If you know your pup is prone to stomach upset (or if you are unsure or on a first-time trip), come prepared with the items and methods you use to make your dog feel better. The last thing you want to have to do is call every local pet store to see if they have low residue food, or run to the grocery store at 11pm because you need white rice. You’ll also be grateful for cleanup supplies, like paper towels and garbage bags, if the situation arises.

Always bring a first aid kit for your canine. A basic understanding of first aid and wound care will go a long way to making you feel prepared.

Stress and stress responses can be hard to predict unless you have already had a diagnosis, and even then, the cues and triggers than set them off can be hard to plan for. . Sometimes all it takes is a little familiarity to alleviate the situation… minimize stress by bringing a few favourite toys and comfort items. I like to bring a blanket or two for the car seat, puzzles for Zoom to play with at the hotel rooms, and of course his favorite toys to play with on breaks.

Also, try not to leave your canine in a hotel room alone. The space is foreign and a closed door will not offer any comfort. If you are making trips to the car to unload, you can practice high level heeling, and also get them to help! Plan dinner around including them. Maybe that means a picnic meal at the local park or beach, or “staying in” at the hotel. I’ve seen a dog-friendly hotel that allowed canine diners to accompany their families at special tables in the lobby!

Beyond what I’ve discussed here, if you truly feel that your canine needs a little additional help for traveling, some fantastic naturopathic options have become available on the market to address travel-related and new environment stressors. These over-the-counter alternatives replace the more “traditional” method of using sedatives or tranquilizers to achieve “good” behaviour. Check out Canines By Design’s Links page for more information on some of these products which I’ve tried and tested myself.

So, there you have it. You’ll need to pack a few more things than just a playlist and some trail mix to ensure a great road trip with your four legged family members. But, you’ll also get to explore more great places together and enhance that great view out your rear-view mirror with a big smiling furry face looking back at you!
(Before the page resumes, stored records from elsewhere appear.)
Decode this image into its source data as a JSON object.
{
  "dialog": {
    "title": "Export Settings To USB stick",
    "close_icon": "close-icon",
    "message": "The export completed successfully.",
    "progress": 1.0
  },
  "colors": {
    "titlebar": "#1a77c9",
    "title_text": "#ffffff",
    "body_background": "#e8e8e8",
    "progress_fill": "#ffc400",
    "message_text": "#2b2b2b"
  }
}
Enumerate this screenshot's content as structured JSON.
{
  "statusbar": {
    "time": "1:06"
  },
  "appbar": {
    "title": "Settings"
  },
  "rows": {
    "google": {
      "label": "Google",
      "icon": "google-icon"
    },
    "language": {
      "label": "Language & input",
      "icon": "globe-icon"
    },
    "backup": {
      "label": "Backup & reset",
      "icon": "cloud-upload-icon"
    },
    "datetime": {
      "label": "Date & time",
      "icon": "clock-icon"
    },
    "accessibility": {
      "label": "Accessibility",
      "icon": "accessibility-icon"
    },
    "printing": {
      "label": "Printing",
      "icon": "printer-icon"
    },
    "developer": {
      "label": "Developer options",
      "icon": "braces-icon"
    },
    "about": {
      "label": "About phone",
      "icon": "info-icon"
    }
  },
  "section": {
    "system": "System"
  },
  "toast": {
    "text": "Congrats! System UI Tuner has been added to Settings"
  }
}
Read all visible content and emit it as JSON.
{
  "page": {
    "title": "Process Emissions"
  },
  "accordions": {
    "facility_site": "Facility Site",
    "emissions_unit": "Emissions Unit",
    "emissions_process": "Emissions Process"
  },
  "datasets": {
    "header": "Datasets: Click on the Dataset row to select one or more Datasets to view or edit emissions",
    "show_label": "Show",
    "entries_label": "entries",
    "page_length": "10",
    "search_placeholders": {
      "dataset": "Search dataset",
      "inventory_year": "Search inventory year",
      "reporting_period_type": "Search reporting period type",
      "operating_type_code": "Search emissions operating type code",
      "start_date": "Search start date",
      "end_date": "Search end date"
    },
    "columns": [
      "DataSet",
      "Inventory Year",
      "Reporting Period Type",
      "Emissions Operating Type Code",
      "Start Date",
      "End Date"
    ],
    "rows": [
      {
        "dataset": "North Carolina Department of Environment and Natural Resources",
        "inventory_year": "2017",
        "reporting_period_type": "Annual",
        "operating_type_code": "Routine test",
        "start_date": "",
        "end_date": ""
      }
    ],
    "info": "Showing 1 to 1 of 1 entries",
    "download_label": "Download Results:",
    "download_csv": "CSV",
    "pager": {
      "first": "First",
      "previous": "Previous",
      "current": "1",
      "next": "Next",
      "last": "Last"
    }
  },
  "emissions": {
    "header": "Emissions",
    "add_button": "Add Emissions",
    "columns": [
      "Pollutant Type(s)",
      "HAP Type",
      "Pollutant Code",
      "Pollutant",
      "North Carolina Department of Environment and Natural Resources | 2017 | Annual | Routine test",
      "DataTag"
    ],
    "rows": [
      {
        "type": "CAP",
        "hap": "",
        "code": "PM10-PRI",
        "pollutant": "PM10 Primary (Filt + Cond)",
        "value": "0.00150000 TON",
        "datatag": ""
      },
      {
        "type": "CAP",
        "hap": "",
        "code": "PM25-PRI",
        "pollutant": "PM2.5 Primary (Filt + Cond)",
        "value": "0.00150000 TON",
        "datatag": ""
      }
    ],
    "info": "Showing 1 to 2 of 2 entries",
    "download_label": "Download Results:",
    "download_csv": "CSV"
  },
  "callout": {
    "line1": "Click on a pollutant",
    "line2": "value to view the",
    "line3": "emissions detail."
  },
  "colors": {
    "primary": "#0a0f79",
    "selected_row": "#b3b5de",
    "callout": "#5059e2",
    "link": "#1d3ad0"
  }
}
Check back next week to hear about our great CBD adventure abroad!